EXERCISE BRIEF
From the first entry to the last, repeat the listing exactly.

MATERIAL PROVIDED
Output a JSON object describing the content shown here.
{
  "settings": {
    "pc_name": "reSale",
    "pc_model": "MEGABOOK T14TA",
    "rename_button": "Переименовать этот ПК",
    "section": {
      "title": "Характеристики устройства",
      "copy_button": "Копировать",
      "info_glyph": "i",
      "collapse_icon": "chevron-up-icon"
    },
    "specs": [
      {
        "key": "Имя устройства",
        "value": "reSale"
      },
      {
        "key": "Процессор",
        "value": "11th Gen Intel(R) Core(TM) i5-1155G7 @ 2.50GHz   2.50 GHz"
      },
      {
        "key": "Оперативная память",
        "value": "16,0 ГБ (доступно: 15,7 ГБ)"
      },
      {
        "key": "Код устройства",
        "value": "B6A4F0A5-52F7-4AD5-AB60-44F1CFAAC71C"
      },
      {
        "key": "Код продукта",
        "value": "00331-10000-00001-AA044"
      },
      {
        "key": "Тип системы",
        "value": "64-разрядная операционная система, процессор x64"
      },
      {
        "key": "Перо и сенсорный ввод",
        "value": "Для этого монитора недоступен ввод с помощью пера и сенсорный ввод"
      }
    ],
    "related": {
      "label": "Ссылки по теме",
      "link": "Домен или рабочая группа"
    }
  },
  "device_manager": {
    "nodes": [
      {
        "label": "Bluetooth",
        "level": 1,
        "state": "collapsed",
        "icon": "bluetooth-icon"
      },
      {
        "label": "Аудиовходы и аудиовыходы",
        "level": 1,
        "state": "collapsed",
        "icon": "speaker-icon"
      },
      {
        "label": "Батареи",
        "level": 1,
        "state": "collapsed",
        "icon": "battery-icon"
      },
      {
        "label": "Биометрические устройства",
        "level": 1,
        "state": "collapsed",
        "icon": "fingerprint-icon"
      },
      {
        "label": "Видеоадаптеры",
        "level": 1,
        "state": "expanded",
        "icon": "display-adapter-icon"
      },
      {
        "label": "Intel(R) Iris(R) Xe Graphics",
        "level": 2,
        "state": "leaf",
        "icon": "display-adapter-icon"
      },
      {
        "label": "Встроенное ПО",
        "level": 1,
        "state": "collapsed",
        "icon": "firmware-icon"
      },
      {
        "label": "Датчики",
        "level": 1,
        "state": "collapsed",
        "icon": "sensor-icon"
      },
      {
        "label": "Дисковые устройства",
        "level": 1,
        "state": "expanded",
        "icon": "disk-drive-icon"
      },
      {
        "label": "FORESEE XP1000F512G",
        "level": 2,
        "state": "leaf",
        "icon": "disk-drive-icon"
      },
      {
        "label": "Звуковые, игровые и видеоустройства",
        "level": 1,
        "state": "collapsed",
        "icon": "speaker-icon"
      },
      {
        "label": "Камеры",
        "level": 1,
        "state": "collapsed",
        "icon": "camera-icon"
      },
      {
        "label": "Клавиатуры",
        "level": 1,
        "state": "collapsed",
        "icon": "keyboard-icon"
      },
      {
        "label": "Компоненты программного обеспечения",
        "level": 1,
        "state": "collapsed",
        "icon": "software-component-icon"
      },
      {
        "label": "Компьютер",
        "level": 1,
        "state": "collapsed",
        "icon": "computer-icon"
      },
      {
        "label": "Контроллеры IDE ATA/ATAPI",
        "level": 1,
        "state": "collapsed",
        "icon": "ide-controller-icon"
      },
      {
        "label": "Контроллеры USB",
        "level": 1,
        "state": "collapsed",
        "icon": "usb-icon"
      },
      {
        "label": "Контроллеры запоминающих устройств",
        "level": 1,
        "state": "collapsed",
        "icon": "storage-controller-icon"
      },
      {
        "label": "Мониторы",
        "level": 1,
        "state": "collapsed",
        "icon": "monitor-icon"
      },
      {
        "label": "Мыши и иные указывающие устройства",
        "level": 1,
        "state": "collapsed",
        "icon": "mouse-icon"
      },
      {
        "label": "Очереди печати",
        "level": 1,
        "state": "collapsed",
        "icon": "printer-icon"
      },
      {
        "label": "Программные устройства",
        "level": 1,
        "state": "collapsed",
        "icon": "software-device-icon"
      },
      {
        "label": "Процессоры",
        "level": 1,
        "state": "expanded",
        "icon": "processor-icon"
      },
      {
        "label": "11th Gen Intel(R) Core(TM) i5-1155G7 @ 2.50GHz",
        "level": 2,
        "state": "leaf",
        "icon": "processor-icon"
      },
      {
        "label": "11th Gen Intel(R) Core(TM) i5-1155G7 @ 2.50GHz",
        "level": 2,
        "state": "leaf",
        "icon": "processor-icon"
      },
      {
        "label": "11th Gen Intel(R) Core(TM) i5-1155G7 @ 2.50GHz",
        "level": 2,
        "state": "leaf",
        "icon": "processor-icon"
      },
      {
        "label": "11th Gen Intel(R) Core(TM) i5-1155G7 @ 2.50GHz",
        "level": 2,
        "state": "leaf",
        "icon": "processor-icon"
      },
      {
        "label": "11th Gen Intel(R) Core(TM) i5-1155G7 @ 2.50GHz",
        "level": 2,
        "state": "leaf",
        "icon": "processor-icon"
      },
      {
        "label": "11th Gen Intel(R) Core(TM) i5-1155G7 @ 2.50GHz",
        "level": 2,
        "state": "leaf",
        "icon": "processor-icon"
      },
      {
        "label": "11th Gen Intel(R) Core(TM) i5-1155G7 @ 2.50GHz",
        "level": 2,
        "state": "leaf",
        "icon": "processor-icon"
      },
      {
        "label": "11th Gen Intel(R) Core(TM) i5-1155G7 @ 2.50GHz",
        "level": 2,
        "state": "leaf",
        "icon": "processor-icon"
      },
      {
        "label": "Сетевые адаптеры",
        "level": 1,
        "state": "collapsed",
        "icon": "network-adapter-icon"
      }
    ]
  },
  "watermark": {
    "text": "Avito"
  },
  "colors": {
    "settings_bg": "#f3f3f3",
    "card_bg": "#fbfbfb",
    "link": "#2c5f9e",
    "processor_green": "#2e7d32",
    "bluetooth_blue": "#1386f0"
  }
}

RESPONSE
Output a JSON object describing the content shown here.
{
  "settings": {
    "pc_name": "reSale",
    "pc_model": "MEGABOOK T14TA",
    "rename_button": "Переименовать этот ПК",
    "section": {
      "title": "Характеристики устройства",
      "copy_button": "Копировать",
      "info_glyph": "i",
      "collapse_icon": "chevron-up-icon"
    },
    "specs": [
      {
        "key": "Имя устройства",
        "value": "reSale"
      },
      {
        "key": "Процессор",
        "value": "11th Gen Intel(R) Core(TM) i5-1155G7 @ 2.50GHz   2.50 GHz"
      },
      {
        "key": "Оперативная память",
        "value": "16,0 ГБ (доступно: 15,7 ГБ)"
      },
      {
        "key": "Код устройства",
        "value": "B6A4F0A5-52F7-4AD5-AB60-44F1CFAAC71C"
      },
      {
        "key": "Код продукта",
        "value": "00331-10000-00001-AA044"
      },
      {
        "key": "Тип системы",
        "value": "64-разрядная операционная система, процессор x64"
      },
      {
        "key": "Перо и сенсорный ввод",
        "value": "Для этого монитора недоступен ввод с помощью пера и сенсорный ввод"
      }
    ],
    "related": {
      "label": "Ссылки по теме",
      "link": "Домен или рабочая группа"
    }
  },
  "device_manager": {
    "nodes": [
      {
        "label": "Bluetooth",
        "level": 1,
        "state": "collapsed",
        "icon": "bluetooth-icon"
      },
      {
        "label": "Аудиовходы и аудиовыходы",
        "level": 1,
        "state": "collapsed",
        "icon": "speaker-icon"
      },
      {
        "label": "Батареи",
        "level": 1,
        "state": "collapsed",
        "icon": "battery-icon"
      },
      {
        "label": "Биометрические устройства",
        "level": 1,
        "state": "collapsed",
        "icon": "fingerprint-icon"
      },
      {
        "label": "Видеоадаптеры",
        "level": 1,
        "state": "expanded",
        "icon": "display-adapter-icon"
      },
      {
        "label": "Intel(R) Iris(R) Xe Graphics",
        "level": 2,
        "state": "leaf",
        "icon": "display-adapter-icon"
      },
      {
        "label": "Встроенное ПО",
        "level": 1,
        "state": "collapsed",
        "icon": "firmware-icon"
      },
      {
        "label": "Датчики",
        "level": 1,
        "state": "collapsed",
        "icon": "sensor-icon"
      },
      {
        "label": "Дисковые устройства",
        "level": 1,
        "state": "expanded",
        "icon": "disk-drive-icon"
      },
      {
        "label": "FORESEE XP1000F512G",
        "level": 2,
        "state": "leaf",
        "icon": "disk-drive-icon"
      },
      {
        "label": "Звуковые, игровые и видеоустройства",
        "level": 1,
        "state": "collapsed",
        "icon": "speaker-icon"
      },
      {
        "label": "Камеры",
        "level": 1,
        "state": "collapsed",
        "icon": "camera-icon"
      },
      {
        "label": "Клавиатуры",
        "level": 1,
        "state": "collapsed",
        "icon": "keyboard-icon"
      },
      {
        "label": "Компоненты программного обеспечения",
        "level": 1,
        "state": "collapsed",
        "icon": "software-component-icon"
      },
      {
        "label": "Компьютер",
        "level": 1,
        "state": "collapsed",
        "icon": "computer-icon"
      },
      {
        "label": "Контроллеры IDE ATA/ATAPI",
        "level": 1,
        "state": "collapsed",
        "icon": "ide-controller-icon"
      },
      {
        "label": "Контроллеры USB",
        "level": 1,
        "state": "collapsed",
        "icon": "usb-icon"
      },
      {
        "label": "Контроллеры запоминающих устройств",
        "level": 1,
        "state": "collapsed",
        "icon": "storage-controller-icon"
      },
      {
        "label": "Мониторы",
        "level": 1,
        "state": "collapsed",
        "icon": "monitor-icon"
      },
      {
        "label": "Мыши и иные указывающие устройства",
        "level": 1,
        "state": "collapsed",
        "icon": "mouse-icon"
      },
      {
        "label": "Очереди печати",
        "level": 1,
        "state": "collapsed",
        "icon": "printer-icon"
      },
      {
        "label": "Программные устройства",
        "level": 1,
        "state": "collapsed",
        "icon": "software-device-icon"
      },
      {
        "label": "Процессоры",
        "level": 1,
        "state": "expanded",
        "icon": "processor-icon"
      },
      {
        "label": "11th Gen Intel(R) Core(TM) i5-1155G7 @ 2.50GHz",
        "level": 2,
        "state": "leaf",
        "icon": "processor-icon"
      },
      {
        "label": "11th Gen Intel(R) Core(TM) i5-1155G7 @ 2.50GHz",
        "level": 2,
        "state": "leaf",
        "icon": "processor-icon"
      },
      {
        "label": "11th Gen Intel(R) Core(TM) i5-1155G7 @ 2.50GHz",
        "level": 2,
        "state": "leaf",
        "icon": "processor-icon"
      },
      {
        "label": "11th Gen Intel(R) Core(TM) i5-1155G7 @ 2.50GHz",
        "level": 2,
        "state": "leaf",
        "icon": "processor-icon"
      },
      {
        "label": "11th Gen Intel(R) Core(TM) i5-1155G7 @ 2.50GHz",
        "level": 2,
        "state": "leaf",
        "icon": "processor-icon"
      },
      {
        "label": "11th Gen Intel(R) Core(TM) i5-1155G7 @ 2.50GHz",
        "level": 2,
        "state": "leaf",
        "icon": "processor-icon"
      },
      {
        "label": "11th Gen Intel(R) Core(TM) i5-1155G7 @ 2.50GHz",
        "level": 2,
        "state": "leaf",
        "icon": "processor-icon"
      },
      {
        "label": "11th Gen Intel(R) Core(TM) i5-1155G7 @ 2.50GHz",
        "level": 2,
        "state": "leaf",
        "icon": "processor-icon"
      },
      {
        "label": "Сетевые адаптеры",
        "level": 1,
        "state": "collapsed",
        "icon": "network-adapter-icon"
      }
    ]
  },
  "watermark": {
    "text": "Avito"
  },
  "colors": {
    "settings_bg": "#f3f3f3",
    "card_bg": "#fbfbfb",
    "link": "#2c5f9e",
    "processor_green": "#2e7d32",
    "bluetooth_blue": "#1386f0"
  }
}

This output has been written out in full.